> **Available data**:
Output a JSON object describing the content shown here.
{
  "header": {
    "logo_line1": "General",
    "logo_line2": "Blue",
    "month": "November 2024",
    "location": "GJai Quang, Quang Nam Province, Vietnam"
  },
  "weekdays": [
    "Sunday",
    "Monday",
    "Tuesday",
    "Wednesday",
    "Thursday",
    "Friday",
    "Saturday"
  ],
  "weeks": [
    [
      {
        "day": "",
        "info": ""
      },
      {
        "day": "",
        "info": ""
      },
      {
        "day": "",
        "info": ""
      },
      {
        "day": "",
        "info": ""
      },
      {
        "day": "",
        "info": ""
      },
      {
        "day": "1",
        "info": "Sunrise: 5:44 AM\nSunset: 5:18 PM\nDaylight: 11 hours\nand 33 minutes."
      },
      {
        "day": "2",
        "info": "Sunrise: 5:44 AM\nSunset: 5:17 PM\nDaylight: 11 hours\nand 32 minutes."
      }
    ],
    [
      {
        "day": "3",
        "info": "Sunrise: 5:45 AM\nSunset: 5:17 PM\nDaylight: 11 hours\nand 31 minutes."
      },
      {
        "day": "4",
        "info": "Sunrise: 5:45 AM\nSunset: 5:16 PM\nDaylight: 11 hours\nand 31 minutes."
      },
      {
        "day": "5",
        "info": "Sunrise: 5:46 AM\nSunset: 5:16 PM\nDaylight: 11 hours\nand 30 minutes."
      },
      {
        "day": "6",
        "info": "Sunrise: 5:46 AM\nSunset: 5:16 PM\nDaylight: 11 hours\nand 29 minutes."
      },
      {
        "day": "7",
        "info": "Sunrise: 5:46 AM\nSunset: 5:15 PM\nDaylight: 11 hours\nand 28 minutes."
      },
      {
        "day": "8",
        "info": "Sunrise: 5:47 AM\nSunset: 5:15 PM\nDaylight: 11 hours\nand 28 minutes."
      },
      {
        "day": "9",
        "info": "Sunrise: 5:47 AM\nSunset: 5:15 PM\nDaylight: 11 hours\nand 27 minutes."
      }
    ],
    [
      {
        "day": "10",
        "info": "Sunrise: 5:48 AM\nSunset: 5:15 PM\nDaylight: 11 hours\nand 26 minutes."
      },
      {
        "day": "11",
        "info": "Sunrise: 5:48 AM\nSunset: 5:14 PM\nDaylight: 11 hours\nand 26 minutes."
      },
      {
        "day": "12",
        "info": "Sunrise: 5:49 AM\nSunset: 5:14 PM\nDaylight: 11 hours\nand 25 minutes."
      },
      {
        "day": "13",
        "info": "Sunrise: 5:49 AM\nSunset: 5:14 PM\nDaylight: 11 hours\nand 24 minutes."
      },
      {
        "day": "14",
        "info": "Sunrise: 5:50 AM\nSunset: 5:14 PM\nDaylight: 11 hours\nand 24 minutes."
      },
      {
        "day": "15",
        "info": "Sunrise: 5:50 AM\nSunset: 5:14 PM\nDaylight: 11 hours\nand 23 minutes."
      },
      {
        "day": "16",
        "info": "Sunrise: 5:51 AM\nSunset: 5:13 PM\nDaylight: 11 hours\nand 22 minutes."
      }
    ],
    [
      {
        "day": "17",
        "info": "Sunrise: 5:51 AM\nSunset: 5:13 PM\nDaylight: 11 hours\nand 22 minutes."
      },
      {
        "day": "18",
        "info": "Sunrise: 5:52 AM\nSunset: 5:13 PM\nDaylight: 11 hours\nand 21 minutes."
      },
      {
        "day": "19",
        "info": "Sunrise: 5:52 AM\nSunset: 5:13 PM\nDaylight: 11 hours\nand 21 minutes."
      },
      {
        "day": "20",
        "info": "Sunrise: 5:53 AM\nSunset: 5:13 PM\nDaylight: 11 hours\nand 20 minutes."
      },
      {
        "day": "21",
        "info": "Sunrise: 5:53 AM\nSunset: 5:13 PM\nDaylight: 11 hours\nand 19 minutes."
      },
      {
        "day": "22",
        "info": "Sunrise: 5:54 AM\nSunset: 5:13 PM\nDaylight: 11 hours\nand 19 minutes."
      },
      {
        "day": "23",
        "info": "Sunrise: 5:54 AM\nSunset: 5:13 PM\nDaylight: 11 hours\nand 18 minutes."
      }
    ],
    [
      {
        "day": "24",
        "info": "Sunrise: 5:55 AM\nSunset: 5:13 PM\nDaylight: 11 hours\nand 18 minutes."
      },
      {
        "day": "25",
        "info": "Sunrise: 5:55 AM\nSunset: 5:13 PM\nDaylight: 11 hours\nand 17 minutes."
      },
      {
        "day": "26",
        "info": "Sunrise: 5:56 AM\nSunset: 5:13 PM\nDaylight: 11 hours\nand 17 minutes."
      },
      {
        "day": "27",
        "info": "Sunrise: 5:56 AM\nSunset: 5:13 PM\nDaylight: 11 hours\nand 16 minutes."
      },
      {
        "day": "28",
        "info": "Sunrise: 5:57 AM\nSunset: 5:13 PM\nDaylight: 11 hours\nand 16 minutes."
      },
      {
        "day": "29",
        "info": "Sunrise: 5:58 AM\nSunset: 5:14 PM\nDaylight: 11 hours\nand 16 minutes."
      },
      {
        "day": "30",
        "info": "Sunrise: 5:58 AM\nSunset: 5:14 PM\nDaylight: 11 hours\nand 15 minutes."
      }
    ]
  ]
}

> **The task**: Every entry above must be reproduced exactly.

> **Result of this exercise**:
Output a JSON object describing the content shown here.
{
  "header": {
    "logo_line1": "General",
    "logo_line2": "Blue",
    "month": "November 2024",
    "location": "GJai Quang, Quang Nam Province, Vietnam"
  },
  "weekdays": [
    "Sunday",
    "Monday",
    "Tuesday",
    "Wednesday",
    "Thursday",
    "Friday",
    "Saturday"
  ],
  "weeks": [
    [
      {
        "day": "",
        "info": ""
      },
      {
        "day": "",
        "info": ""
      },
      {
        "day": "",
        "info": ""
      },
      {
        "day": "",
        "info": ""
      },
      {
        "day": "",
        "info": ""
      },
      {
        "day": "1",
        "info": "Sunrise: 5:44 AM\nSunset: 5:18 PM\nDaylight: 11 hours\nand 33 minutes."
      },
      {
        "day": "2",
        "info": "Sunrise: 5:44 AM\nSunset: 5:17 PM\nDaylight: 11 hours\nand 32 minutes."
      }
    ],
    [
      {
        "day": "3",
        "info": "Sunrise: 5:45 AM\nSunset: 5:17 PM\nDaylight: 11 hours\nand 31 minutes."
      },
      {
        "day": "4",
        "info": "Sunrise: 5:45 AM\nSunset: 5:16 PM\nDaylight: 11 hours\nand 31 minutes."
      },
      {
        "day": "5",
        "info": "Sunrise: 5:46 AM\nSunset: 5:16 PM\nDaylight: 11 hours\nand 30 minutes."
      },
      {
        "day": "6",
        "info": "Sunrise: 5:46 AM\nSunset: 5:16 PM\nDaylight: 11 hours\nand 29 minutes."
      },
      {
        "day": "7",
        "info": "Sunrise: 5:46 AM\nSunset: 5:15 PM\nDaylight: 11 hours\nand 28 minutes."
      },
      {
        "day": "8",
        "info": "Sunrise: 5:47 AM\nSunset: 5:15 PM\nDaylight: 11 hours\nand 28 minutes."
      },
      {
        "day": "9",
        "info": "Sunrise: 5:47 AM\nSunset: 5:15 PM\nDaylight: 11 hours\nand 27 minutes."
      }
    ],
    [
      {
        "day": "10",
        "info": "Sunrise: 5:48 AM\nSunset: 5:15 PM\nDaylight: 11 hours\nand 26 minutes."
      },
      {
        "day": "11",
        "info": "Sunrise: 5:48 AM\nSunset: 5:14 PM\nDaylight: 11 hours\nand 26 minutes."
      },
      {
        "day": "12",
        "info": "Sunrise: 5:49 AM\nSunset: 5:14 PM\nDaylight: 11 hours\nand 25 minutes."
      },
      {
        "day": "13",
        "info": "Sunrise: 5:49 AM\nSunset: 5:14 PM\nDaylight: 11 hours\nand 24 minutes."
      },
      {
        "day": "14",
        "info": "Sunrise: 5:50 AM\nSunset: 5:14 PM\nDaylight: 11 hours\nand 24 minutes."
      },
      {
        "day": "15",
        "info": "Sunrise: 5:50 AM\nSunset: 5:14 PM\nDaylight: 11 hours\nand 23 minutes."
      },
      {
        "day": "16",
        "info": "Sunrise: 5:51 AM\nSunset: 5:13 PM\nDaylight: 11 hours\nand 22 minutes."
      }
    ],
    [
      {
        "day": "17",
        "info": "Sunrise: 5:51 AM\nSunset: 5:13 PM\nDaylight: 11 hours\nand 22 minutes."
      },
      {
        "day": "18",
        "info": "Sunrise: 5:52 AM\nSunset: 5:13 PM\nDaylight: 11 hours\nand 21 minutes."
      },
      {
        "day": "19",
        "info": "Sunrise: 5:52 AM\nSunset: 5:13 PM\nDaylight: 11 hours\nand 21 minutes."
      },
      {
        "day": "20",
        "info": "Sunrise: 5:53 AM\nSunset: 5:13 PM\nDaylight: 11 hours\nand 20 minutes."
      },
      {
        "day": "21",
        "info": "Sunrise: 5:53 AM\nSunset: 5:13 PM\nDaylight: 11 hours\nand 19 minutes."
      },
      {
        "day": "22",
        "info": "Sunrise: 5:54 AM\nSunset: 5:13 PM\nDaylight: 11 hours\nand 19 minutes."
      },
      {
        "day": "23",
        "info": "Sunrise: 5:54 AM\nSunset: 5:13 PM\nDaylight: 11 hours\nand 18 minutes."
      }
    ],
    [
      {
        "day": "24",
        "info": "Sunrise: 5:55 AM\nSunset: 5:13 PM\nDaylight: 11 hours\nand 18 minutes."
      },
      {
        "day": "25",
        "info": "Sunrise: 5:55 AM\nSunset: 5:13 PM\nDaylight: 11 hours\nand 17 minutes."
      },
      {
        "day": "26",
        "info": "Sunrise: 5:56 AM\nSunset: 5:13 PM\nDaylight: 11 hours\nand 17 minutes."
      },
      {
        "day": "27",
        "info": "Sunrise: 5:56 AM\nSunset: 5:13 PM\nDaylight: 11 hours\nand 16 minutes."
      },
      {
        "day": "28",
        "info": "Sunrise: 5:57 AM\nSunset: 5:13 PM\nDaylight: 11 hours\nand 16 minutes."
      },
      {
        "day": "29",
        "info": "Sunrise: 5:58 AM\nSunset: 5:14 PM\nDaylight: 11 hours\nand 16 minutes."
      },
      {
        "day": "30",
        "info": "Sunrise: 5:58 AM\nSunset: 5:14 PM\nDaylight: 11 hours\nand 15 minutes."
      }
    ]
  ]
}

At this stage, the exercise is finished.